According to Matousek, a significant amount of testing is done in the state, with the state primarily relying on reports from the public.

“We ask people to send reports and photos,” he said. “Typically, our first effort is to take a look at the photos and determine whether or not it is a cyanobacterial bloom, which are the ones that can potentially produce toxins, and if it is, we will arrange some testing.”

Residents can send reports and photos to algaebloom@michigan.gov.

Wenczel said that West Bloomfield Lake is on life support.

“I believe we found a solution,” she said. “The holdup is the state of Michigan, EGLE. … They don’t test it anymore. … They just put up signs that say, ‘Stay out of the water.’”

As far as Wenczel is concerned, HABs should be treated as a human health crisis.

To clean the lake, she estimated that the first year of treatment would cost more than $45,000.

“And then every year thereafter, you have to have a full year, I think it’s on a monthly basis — you put the bio enzymes in at each oxygenation station, so they’re located in various spots around the lake at the lake bottom,” Wenczel said. “And that is $16,000 a year for the bio enzymes.”

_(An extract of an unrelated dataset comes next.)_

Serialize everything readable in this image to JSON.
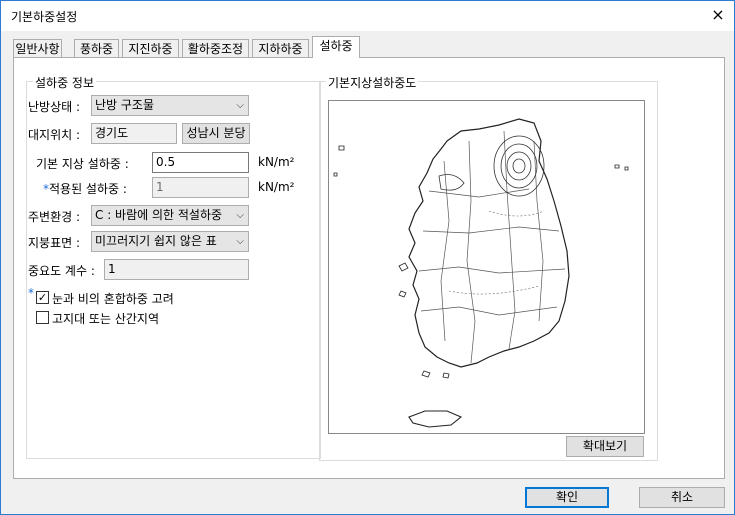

Wenczel shared where she thinks the funds to accomplish that should come from.

“Grant money might not even cover it. It should be disaster funding,” she said. “We don’t have unlimited funds to do this massive cleanup project. We need help from the state. This should be treated as an emergency.”

Wenczel added that the state governs the water and “they should be protecting it.”

From Matousek’s perspective, when it comes to a long-term solution, there are no easy answers.

“It’s a really complicated problem, which leads to a complicated solution,” he said. “I think it’s gonna take efforts from all sources — government efforts, as well as private citizens doing what they can to help alleviate the problem.”

According to Matousek, there is a helpful photo guide on the state’s website to identify HABs. For the easiest way to find it, he suggests doing an internet search using the key words “EGLE HABs.”

“If you see something suspicious, feel free to report it,” Matousek said. “If you do see something like that, just avoid it. When we do find toxins, they are typically located within the visible bloom itself. … Being able to recognize a bloom like that and stay away from it until it subsides is kind of the message we try to get out there.”

For Wenczel, ridding herself of the problem isn’t as simple as merely selling her home.

“Nobody told me when I bought the house, and I feel like I’m so close to solving this problem,” she said. “I don’t have it in me to look somebody in the eye and say, ‘Sure, yeah, buy my house, the lake’s great, the neighborhood’s great.’ … I feel so bad for the people that you see moving in. We send out notices right away that say we have harmful algal bloom problems.”

More information on HABs can be found at michigan.gov/habs.

Those who have questions about keeping themselves safe can call (800) 648-6942.

For more information on HABs and pets and livestock, including reporting diseases, call the Michigan Department of Agriculture and Rural Development at (800) 292-3939.

For more information on HABs and the environment, call EGLE at (800) 662-9278.